Contrary to the famous saying – we are what we eat – we're also what we absorb and eliminate. It is through these processes that the digestive system comes into play.
Digestion is a critical process that enables your body to absorb the energy and nutrients it needs from the foods you eat. A robust digestive system will tolerate eating three or more meals per day, break down harder-to-digest foods and avoid common symptoms of digestive upset.
Let's take a closer look at how to optimize digestion.
Your digestive system involves a collection of organs, starting with the mouth and ending with your colon and anus. In between, many systems and processes occur, which affect the esophagus, the stomach, and the small and large intestines.
When you eat, food is moved from the mouth down the digestive tract, broken down and absorbed. Trillions of bacteria and other microbes in the digestive tract, known as the microbiome, also assist with this process. Nutrients are then extracted from the food, and energy from calories is released into your cells to fuel the body and keep it functioning.
Whatever is not needed or not absorbed during the digestive process is removed from the body via urine and bowel movements. Daily bowel movements are a crucial factor in proper digestion since it helps remove of toxins. Having irregular bowel movements can lead to the reabsorption of toxins and potentially cause further health problems.
Because the digestive system is so complex, many things that can go wrong. These issues can lead to symptoms of an unhealthy gut, such as abdominal pain, frequent gas, bloating, belching, heartburn, irregular bowel movements, loose stool, nausea or vomiting.
Common digestive offenders that may be causing this includes:
Imbalance of gut bacteria. Your gut bacteria is within in your body's microbiome. Having an imbalance is known as dysbiosis. Dysbiosis interferes with proper digestion and contributes to unpleasant symptoms.
Weak digestion. Digestive enzymes and stomach acid helps break down the food you eat. Low or weakened levels can lead to improper breakdown and signs like gas and bloating.
Stress. Stress negatively affects the body in many ways, including altering your gut microbiome. Stress also puts the body in a fight-or-flight state, which does not support the rest-and-digest environment required and digestion can be affected.
Poor diet. A poor diet that is high in refined carbohydrates, like sugar, and low in fiber can lead to dysbiosis.

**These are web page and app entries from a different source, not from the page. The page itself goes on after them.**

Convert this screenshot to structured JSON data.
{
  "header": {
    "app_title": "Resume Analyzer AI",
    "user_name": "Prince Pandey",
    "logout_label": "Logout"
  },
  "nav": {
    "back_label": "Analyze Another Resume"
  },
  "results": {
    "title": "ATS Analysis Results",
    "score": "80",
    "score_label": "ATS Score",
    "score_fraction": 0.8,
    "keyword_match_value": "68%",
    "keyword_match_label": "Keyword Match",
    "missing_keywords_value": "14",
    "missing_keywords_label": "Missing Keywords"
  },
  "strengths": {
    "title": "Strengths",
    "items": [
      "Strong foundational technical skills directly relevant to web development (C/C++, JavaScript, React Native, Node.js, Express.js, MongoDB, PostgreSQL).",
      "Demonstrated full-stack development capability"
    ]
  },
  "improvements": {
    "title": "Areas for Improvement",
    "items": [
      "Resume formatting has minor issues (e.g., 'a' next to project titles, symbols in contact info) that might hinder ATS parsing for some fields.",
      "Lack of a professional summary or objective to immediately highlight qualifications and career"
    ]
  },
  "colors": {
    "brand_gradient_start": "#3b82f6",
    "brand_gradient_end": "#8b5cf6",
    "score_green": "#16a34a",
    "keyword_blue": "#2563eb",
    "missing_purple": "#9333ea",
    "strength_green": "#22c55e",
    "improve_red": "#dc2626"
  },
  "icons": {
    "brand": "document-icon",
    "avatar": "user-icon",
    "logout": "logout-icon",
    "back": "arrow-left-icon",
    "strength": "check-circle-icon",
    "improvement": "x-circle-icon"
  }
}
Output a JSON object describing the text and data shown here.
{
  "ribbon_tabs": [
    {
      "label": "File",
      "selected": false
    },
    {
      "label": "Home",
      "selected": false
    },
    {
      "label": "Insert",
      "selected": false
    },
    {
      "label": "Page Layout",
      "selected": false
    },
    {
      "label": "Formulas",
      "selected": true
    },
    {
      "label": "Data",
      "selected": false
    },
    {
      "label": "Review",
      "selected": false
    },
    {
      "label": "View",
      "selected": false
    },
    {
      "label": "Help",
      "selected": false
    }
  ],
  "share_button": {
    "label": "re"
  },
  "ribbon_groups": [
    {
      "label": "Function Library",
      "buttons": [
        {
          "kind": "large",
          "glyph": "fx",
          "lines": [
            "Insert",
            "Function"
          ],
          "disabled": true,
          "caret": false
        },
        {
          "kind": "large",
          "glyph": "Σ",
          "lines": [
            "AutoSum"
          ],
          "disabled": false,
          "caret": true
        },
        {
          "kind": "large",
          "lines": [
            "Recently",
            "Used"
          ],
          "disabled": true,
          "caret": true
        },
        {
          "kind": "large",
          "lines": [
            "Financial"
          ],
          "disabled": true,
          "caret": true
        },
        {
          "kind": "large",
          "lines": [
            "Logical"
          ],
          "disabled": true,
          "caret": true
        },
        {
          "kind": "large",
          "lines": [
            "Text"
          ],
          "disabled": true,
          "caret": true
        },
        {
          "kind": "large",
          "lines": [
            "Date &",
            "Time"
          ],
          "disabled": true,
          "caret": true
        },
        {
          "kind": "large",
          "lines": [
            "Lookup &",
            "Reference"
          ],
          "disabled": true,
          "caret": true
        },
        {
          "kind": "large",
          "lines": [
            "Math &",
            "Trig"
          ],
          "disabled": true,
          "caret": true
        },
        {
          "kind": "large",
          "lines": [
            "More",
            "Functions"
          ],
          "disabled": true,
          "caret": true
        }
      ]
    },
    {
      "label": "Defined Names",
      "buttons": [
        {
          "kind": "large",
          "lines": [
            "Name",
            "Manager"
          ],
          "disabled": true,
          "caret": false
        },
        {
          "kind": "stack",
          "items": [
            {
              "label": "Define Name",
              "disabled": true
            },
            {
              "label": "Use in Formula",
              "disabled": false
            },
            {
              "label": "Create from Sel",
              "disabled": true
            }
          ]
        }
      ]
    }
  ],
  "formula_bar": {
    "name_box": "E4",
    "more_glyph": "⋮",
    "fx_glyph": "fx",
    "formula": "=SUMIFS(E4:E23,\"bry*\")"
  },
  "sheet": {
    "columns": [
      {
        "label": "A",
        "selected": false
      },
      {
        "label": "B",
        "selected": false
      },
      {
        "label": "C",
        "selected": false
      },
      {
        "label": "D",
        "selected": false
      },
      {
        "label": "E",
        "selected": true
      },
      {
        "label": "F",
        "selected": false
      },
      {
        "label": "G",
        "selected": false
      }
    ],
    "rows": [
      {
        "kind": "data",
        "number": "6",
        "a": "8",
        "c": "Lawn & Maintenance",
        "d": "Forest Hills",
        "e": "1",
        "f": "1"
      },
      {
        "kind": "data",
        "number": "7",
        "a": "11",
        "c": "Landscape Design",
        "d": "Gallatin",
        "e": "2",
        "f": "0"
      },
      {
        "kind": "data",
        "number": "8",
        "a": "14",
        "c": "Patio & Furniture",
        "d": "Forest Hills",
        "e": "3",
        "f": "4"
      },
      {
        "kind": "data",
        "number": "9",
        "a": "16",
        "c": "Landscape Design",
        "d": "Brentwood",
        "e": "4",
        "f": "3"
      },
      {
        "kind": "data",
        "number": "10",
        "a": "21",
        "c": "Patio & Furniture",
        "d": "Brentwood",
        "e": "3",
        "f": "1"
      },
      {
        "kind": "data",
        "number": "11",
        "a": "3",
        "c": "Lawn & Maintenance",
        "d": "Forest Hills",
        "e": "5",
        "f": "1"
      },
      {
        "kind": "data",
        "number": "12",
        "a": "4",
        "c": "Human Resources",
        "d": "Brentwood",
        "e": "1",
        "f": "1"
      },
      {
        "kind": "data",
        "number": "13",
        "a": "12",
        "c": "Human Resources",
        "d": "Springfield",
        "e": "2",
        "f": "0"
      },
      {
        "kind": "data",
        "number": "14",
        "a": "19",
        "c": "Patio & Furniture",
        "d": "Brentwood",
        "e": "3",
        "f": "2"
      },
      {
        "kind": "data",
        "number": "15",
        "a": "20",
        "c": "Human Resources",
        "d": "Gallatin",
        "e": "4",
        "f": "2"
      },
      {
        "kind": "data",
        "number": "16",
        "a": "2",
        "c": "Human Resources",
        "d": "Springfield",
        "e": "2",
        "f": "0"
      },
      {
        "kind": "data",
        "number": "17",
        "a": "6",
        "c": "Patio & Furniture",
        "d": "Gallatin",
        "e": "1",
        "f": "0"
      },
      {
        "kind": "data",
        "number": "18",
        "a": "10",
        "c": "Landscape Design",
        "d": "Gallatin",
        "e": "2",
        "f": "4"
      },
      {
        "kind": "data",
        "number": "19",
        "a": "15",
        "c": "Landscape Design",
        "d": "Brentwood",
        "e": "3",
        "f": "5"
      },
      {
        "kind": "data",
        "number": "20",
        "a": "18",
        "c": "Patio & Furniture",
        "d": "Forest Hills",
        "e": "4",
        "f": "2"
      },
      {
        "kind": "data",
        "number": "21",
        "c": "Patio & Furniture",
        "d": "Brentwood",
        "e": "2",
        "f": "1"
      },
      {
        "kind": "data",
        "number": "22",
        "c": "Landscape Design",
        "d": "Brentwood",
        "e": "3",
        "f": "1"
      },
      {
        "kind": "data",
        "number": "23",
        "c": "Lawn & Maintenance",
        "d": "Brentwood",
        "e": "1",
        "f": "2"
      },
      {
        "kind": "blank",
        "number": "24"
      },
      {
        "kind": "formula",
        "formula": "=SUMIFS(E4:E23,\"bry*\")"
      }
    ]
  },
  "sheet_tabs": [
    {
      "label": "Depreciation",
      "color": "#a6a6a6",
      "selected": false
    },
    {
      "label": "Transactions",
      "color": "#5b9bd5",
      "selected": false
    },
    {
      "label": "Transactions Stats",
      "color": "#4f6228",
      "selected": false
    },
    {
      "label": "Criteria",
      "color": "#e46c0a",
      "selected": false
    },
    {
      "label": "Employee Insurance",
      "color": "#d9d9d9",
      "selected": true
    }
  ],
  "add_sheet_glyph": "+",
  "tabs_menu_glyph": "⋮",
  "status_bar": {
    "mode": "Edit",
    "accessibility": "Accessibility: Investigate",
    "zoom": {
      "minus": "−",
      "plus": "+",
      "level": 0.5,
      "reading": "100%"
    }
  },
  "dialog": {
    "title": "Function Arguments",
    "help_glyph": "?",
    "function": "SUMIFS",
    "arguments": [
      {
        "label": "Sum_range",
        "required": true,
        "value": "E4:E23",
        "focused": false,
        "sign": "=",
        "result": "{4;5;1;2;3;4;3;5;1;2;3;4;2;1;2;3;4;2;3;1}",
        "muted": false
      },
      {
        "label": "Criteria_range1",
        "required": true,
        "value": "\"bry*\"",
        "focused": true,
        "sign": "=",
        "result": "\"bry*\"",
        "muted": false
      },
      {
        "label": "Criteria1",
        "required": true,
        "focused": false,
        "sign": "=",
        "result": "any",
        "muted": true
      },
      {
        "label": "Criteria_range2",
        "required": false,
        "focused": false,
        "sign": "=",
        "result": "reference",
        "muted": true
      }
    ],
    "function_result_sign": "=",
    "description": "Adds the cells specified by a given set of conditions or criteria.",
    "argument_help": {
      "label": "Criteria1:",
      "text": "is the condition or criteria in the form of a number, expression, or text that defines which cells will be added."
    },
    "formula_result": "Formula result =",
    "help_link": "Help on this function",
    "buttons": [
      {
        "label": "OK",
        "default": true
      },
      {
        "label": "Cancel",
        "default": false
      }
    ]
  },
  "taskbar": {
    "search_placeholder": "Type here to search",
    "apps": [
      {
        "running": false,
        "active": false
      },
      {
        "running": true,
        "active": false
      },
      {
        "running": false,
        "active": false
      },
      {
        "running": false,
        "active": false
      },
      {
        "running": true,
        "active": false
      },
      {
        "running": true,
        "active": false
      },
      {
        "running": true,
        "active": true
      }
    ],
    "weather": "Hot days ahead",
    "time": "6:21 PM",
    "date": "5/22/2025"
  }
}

Imbalances such as these can trigger an immune response that can lead to food allergies or sensitivities.
There are many steps you can take to improve and optimize your digestion, here's how:
Adjust your meal size and timing. Dinner tends to be the largest meal for most, sometimes followed by additional late-night snacking. Eating too close to bed doesn't allow digestion to complete, which can impact overnight repair -- so try to aim for at least a 2-hour gap between dinner and bedtime. Digestion is also most robust between 10 a.m. and 2 p.m. so having lunch as your largest meal can help improve digestion.
Movement after eating. Being active is linked to better digestion overall. Participating in light physical activity, such as walking, shortly after eating may help with gas passage and reduce bloating and other negative digestive symptoms.
Allow for digestive rest. Waiting three to five hours between meals helps the stomach empty and allows the migrating motor complex to complete an entire cycle. This process helps the digestive system work efficiently. Even short-term fasting can help reduce bloating and other digestive issues. Eating too often can also interfere with digestion by adding undigested food to partially digestive food and upset the process.
Eat a whole food diet. Consuming foods in their most natural state and making this the bulk of your diet is ideal. Include lean proteins, like fish and chicken breasts, and a variety of high-fiber plant foods, like beans, legumes, gluten-free grains like wild rice, quinoa or oats, and brightly colored fruits and vegetables. Highly processed foods, alcohol and caffeine, should all be limited for the best digestion.
Coffee enemas. These can help clear out your colon and may temporarily improve digestive symptoms.
Natural nutrition supplement support. Include things like ginger, a spice widely used as a digestive aid and soothing to the gut, and digestive enzymes that can assist with the breakdown of food and absorption of nutrients. If you have difficulty digesting common food sensitivities like gluten or cows milk dairy, taking a specialized enzyme alongside meals containing these ingredients can help support this process.
It is essential to identify what may be causing any digestive upset in the first place to know what you need to do to support optimal digestion moving forward. Working with a certified health coach can help you understand your current health and assist you in taking targeted action so you experience relief as soon as possible.